In a recent CNN article Bruce Schneier, security technologist and author, argues that “the internet Is A Surveillance State”.
He claims that:
“our surveillance state is efficient beyond the wildest dreams of George Orwell”
“this isn’t something the free market can fix. We consumers have no choice in the matter. All the major companies that provide us with Internet services are interested in tracking us.”
“In today’s world, governments and corporations are working together to keep things that way. Governments are happy to use the data corporations collect — occasionally demanding that they collect more and save it longer — to spy on us. And corporations are happy to buy data from governments.”
Bruce Schneier correctly identifies the danger and immorality of governments being able to force private enterprises to hand over data they have on individuals, but I would argue that the term ‘surveillance state’, as most people understand it, cannot be applied to the Internet and to entities like Google and facebook.
If the Internet’s a surveillance state, then it’s a rather odd one because it doesn’t seek to prevent certain behaviors or to punish me. It’s also a rather impotent one because it has no power over me; it can’t use force against me to prevent me from taking certain actions or to punish me for actions I have taken. No armed men are going to turn up at my house, take me away and lock me in a prison cell for not doing something Google or facebook wanted me to do. Unlike governments, of course, who routinely lock people up for not paying taxes or smoking the wrong kind of plant.
Sure facebook, Google et al have a tonne of information about what I do on the Internet, what I like and what I search for, but for as long as my interactions with them remain voluntary it’s really not a big deal. The day Google and facebook start threatening me with violence for not clicking on their ads is the day I get worried.
I’ve been surfing the web for over a decade. No doubt many thousands (perhaps even millions) of companies have information about my activities on the web, but I really can’t think of any significant negative impacts this has had on my life. Not a single thing. All anyone’s tried to do is sell me stuff. Well, ads can be irksome on websites, but, hey, that’s why someone created ad-blocker. Works a treat. The free market came up with a solution for those who wish to view web pages without ads. Job done.
We really don’t need to worry about Google and facebook because our interactions with them are voluntary. Sure, they seem to have a presence all over the web at the moment but that’s just the way it is right now. And most people seem to be okay with that. When the day comes when most people aren’t, for whatever reasons, then things will inevitably change. Google and facebook are making a tonne of money because a huge number of people value what they do. It’s as simple as that.

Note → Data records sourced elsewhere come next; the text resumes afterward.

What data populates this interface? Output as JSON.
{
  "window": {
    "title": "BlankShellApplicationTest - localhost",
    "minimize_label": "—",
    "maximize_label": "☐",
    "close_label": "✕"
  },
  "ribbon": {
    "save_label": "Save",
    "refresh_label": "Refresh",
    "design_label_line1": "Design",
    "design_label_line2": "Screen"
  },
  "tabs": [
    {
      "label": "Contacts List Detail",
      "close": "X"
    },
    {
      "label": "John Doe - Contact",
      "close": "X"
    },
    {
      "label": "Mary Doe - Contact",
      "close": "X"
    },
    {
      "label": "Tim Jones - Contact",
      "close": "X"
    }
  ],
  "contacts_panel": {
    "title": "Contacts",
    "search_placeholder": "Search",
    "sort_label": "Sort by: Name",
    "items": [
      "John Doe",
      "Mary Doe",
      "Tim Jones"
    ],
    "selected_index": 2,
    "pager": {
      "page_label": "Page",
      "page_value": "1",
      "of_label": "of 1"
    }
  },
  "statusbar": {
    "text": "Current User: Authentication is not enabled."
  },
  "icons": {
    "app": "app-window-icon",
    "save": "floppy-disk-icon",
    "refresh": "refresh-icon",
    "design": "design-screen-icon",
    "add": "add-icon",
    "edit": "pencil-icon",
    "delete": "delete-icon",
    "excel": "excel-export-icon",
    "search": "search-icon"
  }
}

The people we really need to worry about are the one’s whom our interactions with aren’t voluntary. Governments. And it’s government surveillance states that George Orwell was positing. A Orwellian surveillance state watches you and controls you in order to make you comply with the ideology of those in power. Those watching and controlling you wish to erase you as an individual and overwrite you with their ideology in the belief that this will make the world a better place. Those in power judge you in accordance with their ideology and deem that you need correcting.
Google and facebook, unlike governments, don’t track you in order to change you, punish you, steal from you or force you to behave in a certain way. Quite the opposite in fact, they aim only to decipher what things you like or need so businesses who have got products or services that match your tastes/needs can put their ads in front of your eyes when you’re surfing the web – and therefore Google and facebook can make money. Not particularly scary, perhaps just very slightly inconvenient or annoying sometimes, heck, sometimes even useful – and all those who strongly object can simply walk away from Google and facebook. There are search engines that allow you to search anonymously, there are tools that block tracking cookies, there are even tools that will disguise your IP address; and they’re all free. All those who strongly object to facebook’s terms of service can simply abstain from using their product.
We need only worry about those groups of people who are tracking us for the purpose of locking us up or stealing from us for not complying with their rules (i.e. governments) and not those whose benign goal is to place adverts in front of our eyes.